— Your goal —
Among the lines of the records below, copy those that hold the word "Contractor".

— Records for the exercise —
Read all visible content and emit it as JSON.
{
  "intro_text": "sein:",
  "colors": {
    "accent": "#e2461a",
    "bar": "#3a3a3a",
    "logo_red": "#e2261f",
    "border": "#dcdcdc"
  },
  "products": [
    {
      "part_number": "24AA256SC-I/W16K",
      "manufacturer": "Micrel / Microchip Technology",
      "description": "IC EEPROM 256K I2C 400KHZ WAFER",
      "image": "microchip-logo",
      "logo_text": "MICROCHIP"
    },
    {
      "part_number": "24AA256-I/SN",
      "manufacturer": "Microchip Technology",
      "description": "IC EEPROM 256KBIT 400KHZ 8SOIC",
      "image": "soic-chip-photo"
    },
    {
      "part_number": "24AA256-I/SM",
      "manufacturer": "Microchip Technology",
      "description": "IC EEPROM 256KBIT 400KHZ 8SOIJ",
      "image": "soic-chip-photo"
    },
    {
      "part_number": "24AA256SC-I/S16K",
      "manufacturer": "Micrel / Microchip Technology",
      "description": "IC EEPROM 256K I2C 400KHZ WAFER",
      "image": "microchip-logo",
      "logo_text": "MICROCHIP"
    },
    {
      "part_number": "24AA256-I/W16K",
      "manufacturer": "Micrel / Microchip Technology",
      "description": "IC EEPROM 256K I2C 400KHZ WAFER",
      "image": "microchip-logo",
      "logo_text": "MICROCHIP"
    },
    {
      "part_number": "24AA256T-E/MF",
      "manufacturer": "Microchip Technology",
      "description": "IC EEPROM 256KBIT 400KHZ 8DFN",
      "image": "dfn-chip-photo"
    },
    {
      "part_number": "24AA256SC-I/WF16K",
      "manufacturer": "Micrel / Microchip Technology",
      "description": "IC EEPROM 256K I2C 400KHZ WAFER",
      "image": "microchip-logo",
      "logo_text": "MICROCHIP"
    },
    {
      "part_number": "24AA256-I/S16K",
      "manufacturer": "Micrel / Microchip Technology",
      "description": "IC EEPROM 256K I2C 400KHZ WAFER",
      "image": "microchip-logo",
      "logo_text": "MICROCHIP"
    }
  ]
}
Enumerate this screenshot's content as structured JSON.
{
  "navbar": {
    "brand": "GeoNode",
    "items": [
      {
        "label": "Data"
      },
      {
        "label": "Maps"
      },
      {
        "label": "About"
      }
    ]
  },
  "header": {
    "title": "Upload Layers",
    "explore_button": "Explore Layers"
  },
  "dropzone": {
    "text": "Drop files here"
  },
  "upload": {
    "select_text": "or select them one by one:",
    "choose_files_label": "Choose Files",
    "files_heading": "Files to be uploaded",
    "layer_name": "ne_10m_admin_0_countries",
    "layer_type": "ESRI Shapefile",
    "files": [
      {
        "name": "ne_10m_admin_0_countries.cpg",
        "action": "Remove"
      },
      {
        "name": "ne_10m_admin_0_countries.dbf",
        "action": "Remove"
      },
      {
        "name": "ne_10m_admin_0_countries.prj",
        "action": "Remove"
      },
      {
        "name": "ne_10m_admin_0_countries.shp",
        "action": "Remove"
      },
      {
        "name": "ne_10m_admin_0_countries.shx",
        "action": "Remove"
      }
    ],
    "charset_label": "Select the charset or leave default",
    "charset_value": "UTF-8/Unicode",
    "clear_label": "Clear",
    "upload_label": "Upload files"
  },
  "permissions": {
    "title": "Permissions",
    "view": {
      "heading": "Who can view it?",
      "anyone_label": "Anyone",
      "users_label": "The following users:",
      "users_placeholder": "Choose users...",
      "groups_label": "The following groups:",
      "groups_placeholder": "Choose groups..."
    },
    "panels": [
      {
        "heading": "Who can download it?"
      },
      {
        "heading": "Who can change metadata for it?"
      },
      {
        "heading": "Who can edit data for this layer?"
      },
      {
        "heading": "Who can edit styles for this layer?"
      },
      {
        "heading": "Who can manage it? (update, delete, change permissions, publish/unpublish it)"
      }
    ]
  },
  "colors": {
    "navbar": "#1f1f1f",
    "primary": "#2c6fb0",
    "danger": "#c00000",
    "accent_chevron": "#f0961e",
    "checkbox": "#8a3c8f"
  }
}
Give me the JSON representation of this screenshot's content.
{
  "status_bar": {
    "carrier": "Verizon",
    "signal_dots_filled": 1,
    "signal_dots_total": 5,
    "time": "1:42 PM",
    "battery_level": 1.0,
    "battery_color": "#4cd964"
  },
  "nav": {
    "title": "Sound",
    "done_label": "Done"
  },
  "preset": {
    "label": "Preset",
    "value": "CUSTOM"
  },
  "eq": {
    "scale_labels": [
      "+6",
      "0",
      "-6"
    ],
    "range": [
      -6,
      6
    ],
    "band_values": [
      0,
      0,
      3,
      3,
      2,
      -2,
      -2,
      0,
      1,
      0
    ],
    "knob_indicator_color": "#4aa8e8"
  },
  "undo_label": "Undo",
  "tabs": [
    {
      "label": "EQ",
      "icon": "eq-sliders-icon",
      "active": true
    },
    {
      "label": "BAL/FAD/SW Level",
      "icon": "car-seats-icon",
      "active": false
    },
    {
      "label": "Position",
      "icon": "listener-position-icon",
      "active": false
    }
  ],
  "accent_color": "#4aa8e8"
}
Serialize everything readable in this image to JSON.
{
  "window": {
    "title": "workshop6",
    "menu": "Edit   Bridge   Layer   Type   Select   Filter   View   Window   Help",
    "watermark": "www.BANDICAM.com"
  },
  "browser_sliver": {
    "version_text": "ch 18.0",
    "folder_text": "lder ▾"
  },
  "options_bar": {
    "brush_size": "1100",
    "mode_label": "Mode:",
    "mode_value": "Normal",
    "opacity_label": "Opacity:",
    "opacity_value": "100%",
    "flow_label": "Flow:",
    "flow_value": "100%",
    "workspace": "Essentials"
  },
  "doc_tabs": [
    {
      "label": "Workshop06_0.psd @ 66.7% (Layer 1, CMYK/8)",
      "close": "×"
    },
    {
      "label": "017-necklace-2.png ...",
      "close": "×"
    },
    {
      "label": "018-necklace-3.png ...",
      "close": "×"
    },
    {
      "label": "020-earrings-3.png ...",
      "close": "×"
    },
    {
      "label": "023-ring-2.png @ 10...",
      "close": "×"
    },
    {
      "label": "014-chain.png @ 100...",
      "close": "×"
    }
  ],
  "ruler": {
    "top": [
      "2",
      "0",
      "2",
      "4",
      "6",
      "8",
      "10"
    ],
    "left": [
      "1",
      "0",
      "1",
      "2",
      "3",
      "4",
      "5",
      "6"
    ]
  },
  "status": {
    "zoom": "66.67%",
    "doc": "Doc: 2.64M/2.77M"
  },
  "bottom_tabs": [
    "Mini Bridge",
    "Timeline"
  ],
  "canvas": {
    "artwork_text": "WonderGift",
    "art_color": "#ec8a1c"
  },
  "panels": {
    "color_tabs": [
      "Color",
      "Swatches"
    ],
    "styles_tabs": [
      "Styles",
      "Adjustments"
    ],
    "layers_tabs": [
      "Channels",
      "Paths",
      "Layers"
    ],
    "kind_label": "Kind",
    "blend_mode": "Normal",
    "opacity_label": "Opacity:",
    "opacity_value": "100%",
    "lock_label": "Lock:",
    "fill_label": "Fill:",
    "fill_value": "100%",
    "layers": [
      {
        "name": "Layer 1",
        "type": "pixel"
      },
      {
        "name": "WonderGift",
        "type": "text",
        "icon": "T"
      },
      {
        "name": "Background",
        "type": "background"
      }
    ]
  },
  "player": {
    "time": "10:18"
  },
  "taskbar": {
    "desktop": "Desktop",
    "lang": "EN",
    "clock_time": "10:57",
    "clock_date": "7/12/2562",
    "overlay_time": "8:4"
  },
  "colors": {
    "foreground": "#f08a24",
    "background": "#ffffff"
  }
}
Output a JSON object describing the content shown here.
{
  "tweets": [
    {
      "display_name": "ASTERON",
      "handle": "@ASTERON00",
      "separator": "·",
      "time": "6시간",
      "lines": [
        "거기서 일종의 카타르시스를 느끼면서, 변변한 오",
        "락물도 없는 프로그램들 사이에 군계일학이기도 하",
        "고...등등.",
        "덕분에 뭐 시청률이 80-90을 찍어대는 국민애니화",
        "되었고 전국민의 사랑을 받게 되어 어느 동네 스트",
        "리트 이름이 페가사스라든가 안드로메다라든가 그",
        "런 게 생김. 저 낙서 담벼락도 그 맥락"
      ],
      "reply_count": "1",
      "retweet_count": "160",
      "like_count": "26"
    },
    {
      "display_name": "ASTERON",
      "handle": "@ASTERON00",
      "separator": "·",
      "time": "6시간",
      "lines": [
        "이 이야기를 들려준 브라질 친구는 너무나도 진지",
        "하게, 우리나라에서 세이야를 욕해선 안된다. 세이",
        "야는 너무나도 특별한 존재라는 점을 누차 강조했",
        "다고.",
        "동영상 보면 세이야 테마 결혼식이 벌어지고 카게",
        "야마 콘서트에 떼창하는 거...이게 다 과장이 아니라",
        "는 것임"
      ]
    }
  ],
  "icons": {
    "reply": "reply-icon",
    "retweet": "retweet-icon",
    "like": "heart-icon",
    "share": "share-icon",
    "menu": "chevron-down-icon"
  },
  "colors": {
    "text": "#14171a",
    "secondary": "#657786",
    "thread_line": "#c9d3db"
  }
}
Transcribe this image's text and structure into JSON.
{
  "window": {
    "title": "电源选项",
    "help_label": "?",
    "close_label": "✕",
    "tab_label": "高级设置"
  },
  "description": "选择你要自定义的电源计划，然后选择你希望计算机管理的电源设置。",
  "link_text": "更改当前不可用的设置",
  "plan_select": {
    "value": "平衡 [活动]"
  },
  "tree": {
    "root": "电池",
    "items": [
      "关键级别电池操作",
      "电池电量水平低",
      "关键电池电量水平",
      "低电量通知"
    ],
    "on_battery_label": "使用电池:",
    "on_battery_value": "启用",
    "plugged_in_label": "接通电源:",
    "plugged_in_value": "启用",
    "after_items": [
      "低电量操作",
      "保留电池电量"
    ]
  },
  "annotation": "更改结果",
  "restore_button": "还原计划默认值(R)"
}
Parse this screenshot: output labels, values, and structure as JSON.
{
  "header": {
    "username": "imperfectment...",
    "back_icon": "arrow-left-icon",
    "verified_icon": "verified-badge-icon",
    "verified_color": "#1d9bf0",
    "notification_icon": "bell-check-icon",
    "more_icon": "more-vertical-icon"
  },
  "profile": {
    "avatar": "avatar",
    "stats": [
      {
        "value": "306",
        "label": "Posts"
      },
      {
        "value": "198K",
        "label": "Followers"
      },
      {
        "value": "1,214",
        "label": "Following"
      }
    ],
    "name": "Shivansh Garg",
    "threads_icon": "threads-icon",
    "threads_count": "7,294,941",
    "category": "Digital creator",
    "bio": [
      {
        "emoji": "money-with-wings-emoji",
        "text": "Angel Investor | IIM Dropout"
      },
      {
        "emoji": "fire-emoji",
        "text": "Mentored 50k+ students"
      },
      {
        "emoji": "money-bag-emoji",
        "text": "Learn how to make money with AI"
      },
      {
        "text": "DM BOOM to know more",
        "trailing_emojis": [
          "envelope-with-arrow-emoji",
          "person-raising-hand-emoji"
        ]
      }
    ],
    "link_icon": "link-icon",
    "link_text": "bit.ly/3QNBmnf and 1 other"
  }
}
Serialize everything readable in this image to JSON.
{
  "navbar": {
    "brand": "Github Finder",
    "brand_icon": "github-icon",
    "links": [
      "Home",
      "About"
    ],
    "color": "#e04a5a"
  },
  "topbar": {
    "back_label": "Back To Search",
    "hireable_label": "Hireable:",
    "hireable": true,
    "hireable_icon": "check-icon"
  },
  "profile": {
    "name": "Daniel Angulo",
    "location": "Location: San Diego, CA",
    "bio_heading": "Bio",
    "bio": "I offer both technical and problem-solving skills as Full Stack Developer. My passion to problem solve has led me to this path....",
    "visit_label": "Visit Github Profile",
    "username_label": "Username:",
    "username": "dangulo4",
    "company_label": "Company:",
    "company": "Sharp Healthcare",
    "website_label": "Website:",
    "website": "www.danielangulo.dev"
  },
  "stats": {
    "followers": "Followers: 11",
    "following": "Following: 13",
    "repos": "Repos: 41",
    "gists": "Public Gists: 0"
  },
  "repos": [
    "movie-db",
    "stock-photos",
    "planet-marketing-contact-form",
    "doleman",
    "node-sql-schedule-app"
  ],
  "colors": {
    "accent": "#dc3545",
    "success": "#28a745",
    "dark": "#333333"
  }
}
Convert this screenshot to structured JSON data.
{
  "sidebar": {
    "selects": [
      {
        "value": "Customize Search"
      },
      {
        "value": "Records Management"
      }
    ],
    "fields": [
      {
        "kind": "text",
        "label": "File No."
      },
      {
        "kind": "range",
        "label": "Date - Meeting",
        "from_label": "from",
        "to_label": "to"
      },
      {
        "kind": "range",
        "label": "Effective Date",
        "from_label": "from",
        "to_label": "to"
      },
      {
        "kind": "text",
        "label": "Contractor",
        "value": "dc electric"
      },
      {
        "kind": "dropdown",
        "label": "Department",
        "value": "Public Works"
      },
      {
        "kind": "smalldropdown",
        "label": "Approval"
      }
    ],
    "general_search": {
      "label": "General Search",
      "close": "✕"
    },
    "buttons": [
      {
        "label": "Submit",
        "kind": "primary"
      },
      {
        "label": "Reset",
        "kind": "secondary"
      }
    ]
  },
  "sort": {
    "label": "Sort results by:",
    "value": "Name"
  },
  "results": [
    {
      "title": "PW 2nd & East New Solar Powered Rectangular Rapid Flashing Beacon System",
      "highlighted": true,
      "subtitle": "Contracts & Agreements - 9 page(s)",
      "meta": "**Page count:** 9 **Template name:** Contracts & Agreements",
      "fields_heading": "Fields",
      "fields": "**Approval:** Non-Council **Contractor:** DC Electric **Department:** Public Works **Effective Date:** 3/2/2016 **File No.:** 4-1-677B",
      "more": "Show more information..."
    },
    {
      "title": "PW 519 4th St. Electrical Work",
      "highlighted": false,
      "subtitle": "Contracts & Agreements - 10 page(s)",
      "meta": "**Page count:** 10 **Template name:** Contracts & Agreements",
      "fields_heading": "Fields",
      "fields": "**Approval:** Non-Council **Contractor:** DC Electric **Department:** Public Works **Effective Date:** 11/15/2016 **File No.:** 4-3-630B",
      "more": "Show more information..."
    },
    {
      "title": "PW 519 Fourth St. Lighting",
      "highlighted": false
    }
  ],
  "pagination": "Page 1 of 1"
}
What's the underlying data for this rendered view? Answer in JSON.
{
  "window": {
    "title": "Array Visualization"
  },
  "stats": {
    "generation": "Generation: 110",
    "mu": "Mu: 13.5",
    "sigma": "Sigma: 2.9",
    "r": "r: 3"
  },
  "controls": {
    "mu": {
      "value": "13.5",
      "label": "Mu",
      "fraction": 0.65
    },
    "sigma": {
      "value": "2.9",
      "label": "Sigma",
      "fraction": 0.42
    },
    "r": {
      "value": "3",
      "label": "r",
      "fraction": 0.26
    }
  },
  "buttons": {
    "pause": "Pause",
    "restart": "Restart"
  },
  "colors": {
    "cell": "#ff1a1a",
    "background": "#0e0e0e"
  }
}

— Answer for the task —
        "label": "Contractor",
      "fields": "**Approval:** Non-Council **Contractor:** DC Electric **Department:** Public Works **Effective Date:** 3/2/2016 **File No.:** 4-1-677B",
      "fields": "**Approval:** Non-Council **Contractor:** DC Electric **Department:** Public Works **Effective Date:** 11/15/2016 **File No.:** 4-3-630B",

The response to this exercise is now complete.